I'm fully vaccinated–why can't I come?
The million dollar question! Norway is behind the US on vaccinations. As such, the authorities are being cautious about exposing its population to potential new sources of infection.
But a positive sign is that fully vaccinated EU travellers will soon be able to enter Norway using the EU-wide vaccination certificate.
The difficulty in rolling that out to American travellers is the lack of any nationwide certification system in the US.
This makes it very difficult for American travellers to prove vaccination using a method that meets the EU framework. If the EU vaccine certificate allows for the processing of non-EU residents, then that could be a way through.
But at the moment, there is no indication of this happening. So, it may be that the travel restrictions are lifted first and you would just have to provide a negative test result, but this is just me speculating.

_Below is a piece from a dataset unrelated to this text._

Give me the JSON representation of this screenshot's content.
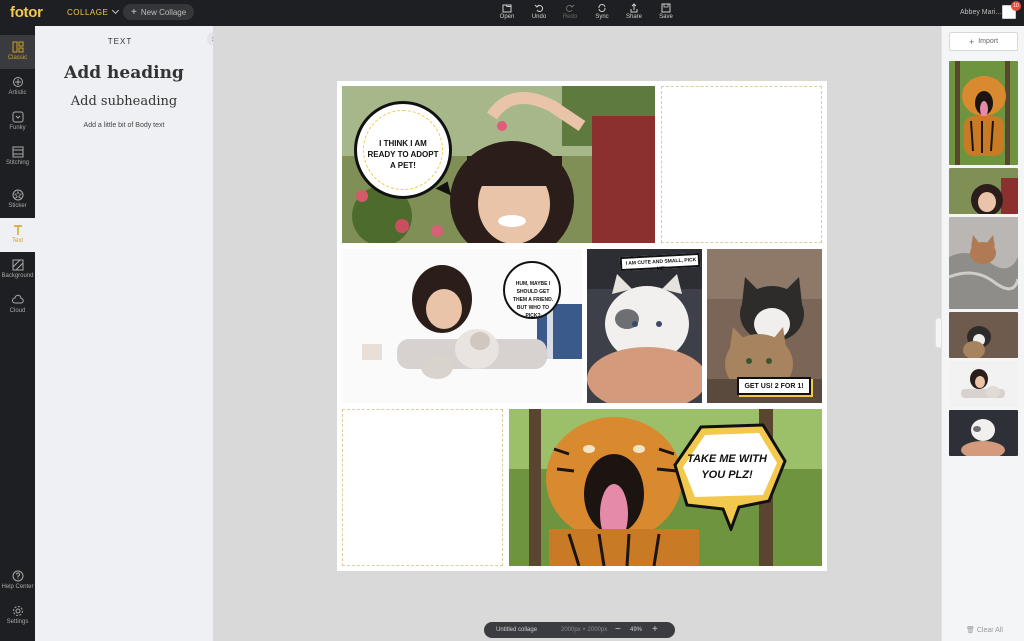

As I've said before, I do not have any insider information–so please don't expect me to know the answer to your specific situation. There are many exemptions, conditions etc and they change frequently, so please do double check with the official sources before booking any travel.
Those official sources are as follows:
Regjeringen.no: The official government webpages on the pandemic
FHI: The Norwegian Institute of Public Health maintains the colour-coded map of country-based restrictions. It's also home to the official statistics.
UDI: The Norwegian Directorate of Immigration details the specific entry requirements and exceptions in full.